# Exercise inputs

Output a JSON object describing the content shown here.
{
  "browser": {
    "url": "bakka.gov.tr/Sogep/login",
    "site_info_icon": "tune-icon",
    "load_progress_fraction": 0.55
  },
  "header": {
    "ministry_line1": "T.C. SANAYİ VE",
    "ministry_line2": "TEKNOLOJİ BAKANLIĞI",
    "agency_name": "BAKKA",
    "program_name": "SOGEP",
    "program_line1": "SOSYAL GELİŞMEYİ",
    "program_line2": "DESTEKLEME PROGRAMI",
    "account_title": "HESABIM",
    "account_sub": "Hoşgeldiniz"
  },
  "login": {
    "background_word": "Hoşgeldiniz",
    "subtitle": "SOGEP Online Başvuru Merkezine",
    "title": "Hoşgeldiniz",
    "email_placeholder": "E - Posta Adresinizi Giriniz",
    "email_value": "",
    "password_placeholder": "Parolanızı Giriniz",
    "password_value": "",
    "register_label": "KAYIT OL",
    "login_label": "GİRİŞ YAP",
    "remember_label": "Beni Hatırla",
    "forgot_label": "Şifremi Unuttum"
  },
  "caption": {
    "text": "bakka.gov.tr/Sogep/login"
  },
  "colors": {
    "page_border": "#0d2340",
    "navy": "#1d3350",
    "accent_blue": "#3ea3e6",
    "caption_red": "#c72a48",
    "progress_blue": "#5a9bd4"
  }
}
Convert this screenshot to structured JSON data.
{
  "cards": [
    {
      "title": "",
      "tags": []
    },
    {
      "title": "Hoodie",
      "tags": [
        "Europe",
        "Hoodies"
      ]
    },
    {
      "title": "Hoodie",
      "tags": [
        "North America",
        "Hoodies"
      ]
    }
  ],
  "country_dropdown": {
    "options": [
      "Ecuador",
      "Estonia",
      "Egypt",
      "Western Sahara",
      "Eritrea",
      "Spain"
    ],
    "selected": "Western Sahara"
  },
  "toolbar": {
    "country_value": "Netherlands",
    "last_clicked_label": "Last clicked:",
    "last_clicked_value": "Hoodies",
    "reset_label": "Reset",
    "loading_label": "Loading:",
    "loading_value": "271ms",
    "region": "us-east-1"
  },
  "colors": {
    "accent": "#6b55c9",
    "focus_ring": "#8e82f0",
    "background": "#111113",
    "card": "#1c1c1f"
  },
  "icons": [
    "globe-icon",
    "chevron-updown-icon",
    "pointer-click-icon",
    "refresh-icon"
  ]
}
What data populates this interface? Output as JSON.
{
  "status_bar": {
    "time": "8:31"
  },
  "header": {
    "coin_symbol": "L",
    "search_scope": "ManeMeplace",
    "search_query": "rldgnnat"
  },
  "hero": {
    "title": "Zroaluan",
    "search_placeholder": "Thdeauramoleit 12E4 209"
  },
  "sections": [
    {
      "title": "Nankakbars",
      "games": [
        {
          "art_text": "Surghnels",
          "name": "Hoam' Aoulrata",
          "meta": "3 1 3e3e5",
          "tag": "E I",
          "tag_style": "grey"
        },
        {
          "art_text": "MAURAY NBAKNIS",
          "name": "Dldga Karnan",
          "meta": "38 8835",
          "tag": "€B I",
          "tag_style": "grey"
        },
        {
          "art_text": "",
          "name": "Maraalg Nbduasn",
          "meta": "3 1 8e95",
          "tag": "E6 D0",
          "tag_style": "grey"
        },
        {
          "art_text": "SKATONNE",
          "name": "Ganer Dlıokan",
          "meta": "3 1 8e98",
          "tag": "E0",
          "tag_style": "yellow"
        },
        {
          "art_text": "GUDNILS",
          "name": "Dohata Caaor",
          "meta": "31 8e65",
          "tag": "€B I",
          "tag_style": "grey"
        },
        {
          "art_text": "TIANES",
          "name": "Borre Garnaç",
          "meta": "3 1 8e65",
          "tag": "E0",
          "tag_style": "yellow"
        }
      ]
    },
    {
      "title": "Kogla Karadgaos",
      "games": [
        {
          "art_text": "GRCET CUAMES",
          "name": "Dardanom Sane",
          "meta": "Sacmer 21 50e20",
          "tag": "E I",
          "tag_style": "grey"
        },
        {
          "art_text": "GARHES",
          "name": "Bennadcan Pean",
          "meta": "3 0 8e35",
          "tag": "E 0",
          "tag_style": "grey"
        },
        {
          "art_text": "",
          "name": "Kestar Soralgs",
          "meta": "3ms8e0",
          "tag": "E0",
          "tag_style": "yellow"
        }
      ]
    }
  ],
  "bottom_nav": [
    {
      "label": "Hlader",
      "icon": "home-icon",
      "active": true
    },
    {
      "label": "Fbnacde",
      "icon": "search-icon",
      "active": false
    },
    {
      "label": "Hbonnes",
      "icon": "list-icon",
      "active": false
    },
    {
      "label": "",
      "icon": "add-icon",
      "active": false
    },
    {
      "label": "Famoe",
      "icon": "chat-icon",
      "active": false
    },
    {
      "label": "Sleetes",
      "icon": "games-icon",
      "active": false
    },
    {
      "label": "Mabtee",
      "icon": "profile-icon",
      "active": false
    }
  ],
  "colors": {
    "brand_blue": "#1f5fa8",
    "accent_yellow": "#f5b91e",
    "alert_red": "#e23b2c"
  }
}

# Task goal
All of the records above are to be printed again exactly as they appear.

# Solution to this exercise
Output a JSON object describing the content shown here.
{
  "browser": {
    "url": "bakka.gov.tr/Sogep/login",
    "site_info_icon": "tune-icon",
    "load_progress_fraction": 0.55
  },
  "header": {
    "ministry_line1": "T.C. SANAYİ VE",
    "ministry_line2": "TEKNOLOJİ BAKANLIĞI",
    "agency_name": "BAKKA",
    "program_name": "SOGEP",
    "program_line1": "SOSYAL GELİŞMEYİ",
    "program_line2": "DESTEKLEME PROGRAMI",
    "account_title": "HESABIM",
    "account_sub": "Hoşgeldiniz"
  },
  "login": {
    "background_word": "Hoşgeldiniz",
    "subtitle": "SOGEP Online Başvuru Merkezine",
    "title": "Hoşgeldiniz",
    "email_placeholder": "E - Posta Adresinizi Giriniz",
    "email_value": "",
    "password_placeholder": "Parolanızı Giriniz",
    "password_value": "",
    "register_label": "KAYIT OL",
    "login_label": "GİRİŞ YAP",
    "remember_label": "Beni Hatırla",
    "forgot_label": "Şifremi Unuttum"
  },
  "caption": {
    "text": "bakka.gov.tr/Sogep/login"
  },
  "colors": {
    "page_border": "#0d2340",
    "navy": "#1d3350",
    "accent_blue": "#3ea3e6",
    "caption_red": "#c72a48",
    "progress_blue": "#5a9bd4"
  }
}
Convert this screenshot to structured JSON data.
{
  "cards": [
    {
      "title": "",
      "tags": []
    },
    {
      "title": "Hoodie",
      "tags": [
        "Europe",
        "Hoodies"
      ]
    },
    {
      "title": "Hoodie",
      "tags": [
        "North America",
        "Hoodies"
      ]
    }
  ],
  "country_dropdown": {
    "options": [
      "Ecuador",
      "Estonia",
      "Egypt",
      "Western Sahara",
      "Eritrea",
      "Spain"
    ],
    "selected": "Western Sahara"
  },
  "toolbar": {
    "country_value": "Netherlands",
    "last_clicked_label": "Last clicked:",
    "last_clicked_value": "Hoodies",
    "reset_label": "Reset",
    "loading_label": "Loading:",
    "loading_value": "271ms",
    "region": "us-east-1"
  },
  "colors": {
    "accent": "#6b55c9",
    "focus_ring": "#8e82f0",
    "background": "#111113",
    "card": "#1c1c1f"
  },
  "icons": [
    "globe-icon",
    "chevron-updown-icon",
    "pointer-click-icon",
    "refresh-icon"
  ]
}
What data populates this interface? Output as JSON.
{
  "status_bar": {
    "time": "8:31"
  },
  "header": {
    "coin_symbol": "L",
    "search_scope": "ManeMeplace",
    "search_query": "rldgnnat"
  },
  "hero": {
    "title": "Zroaluan",
    "search_placeholder": "Thdeauramoleit 12E4 209"
  },
  "sections": [
    {
      "title": "Nankakbars",
      "games": [
        {
          "art_text": "Surghnels",
          "name": "Hoam' Aoulrata",
          "meta": "3 1 3e3e5",
          "tag": "E I",
          "tag_style": "grey"
        },
        {
          "art_text": "MAURAY NBAKNIS",
          "name": "Dldga Karnan",
          "meta": "38 8835",
          "tag": "€B I",
          "tag_style": "grey"
        },
        {
          "art_text": "",
          "name": "Maraalg Nbduasn",
          "meta": "3 1 8e95",
          "tag": "E6 D0",
          "tag_style": "grey"
        },
        {
          "art_text": "SKATONNE",
          "name": "Ganer Dlıokan",
          "meta": "3 1 8e98",
          "tag": "E0",
          "tag_style": "yellow"
        },
        {
          "art_text": "GUDNILS",
          "name": "Dohata Caaor",
          "meta": "31 8e65",
          "tag": "€B I",
          "tag_style": "grey"
        },
        {
          "art_text": "TIANES",
          "name": "Borre Garnaç",
          "meta": "3 1 8e65",
          "tag": "E0",
          "tag_style": "yellow"
        }
      ]
    },
    {
      "title": "Kogla Karadgaos",
      "games": [
        {
          "art_text": "GRCET CUAMES",
          "name": "Dardanom Sane",
          "meta": "Sacmer 21 50e20",
          "tag": "E I",
          "tag_style": "grey"
        },
        {
          "art_text": "GARHES",
          "name": "Bennadcan Pean",
          "meta": "3 0 8e35",
          "tag": "E 0",
          "tag_style": "grey"
        },
        {
          "art_text": "",
          "name": "Kestar Soralgs",
          "meta": "3ms8e0",
          "tag": "E0",
          "tag_style": "yellow"
        }
      ]
    }
  ],
  "bottom_nav": [
    {
      "label": "Hlader",
      "icon": "home-icon",
      "active": true
    },
    {
      "label": "Fbnacde",
      "icon": "search-icon",
      "active": false
    },
    {
      "label": "Hbonnes",
      "icon": "list-icon",
      "active": false
    },
    {
      "label": "",
      "icon": "add-icon",
      "active": false
    },
    {
      "label": "Famoe",
      "icon": "chat-icon",
      "active": false
    },
    {
      "label": "Sleetes",
      "icon": "games-icon",
      "active": false
    },
    {
      "label": "Mabtee",
      "icon": "profile-icon",
      "active": false
    }
  ],
  "colors": {
    "brand_blue": "#1f5fa8",
    "accent_yellow": "#f5b91e",
    "alert_red": "#e23b2c"
  }
}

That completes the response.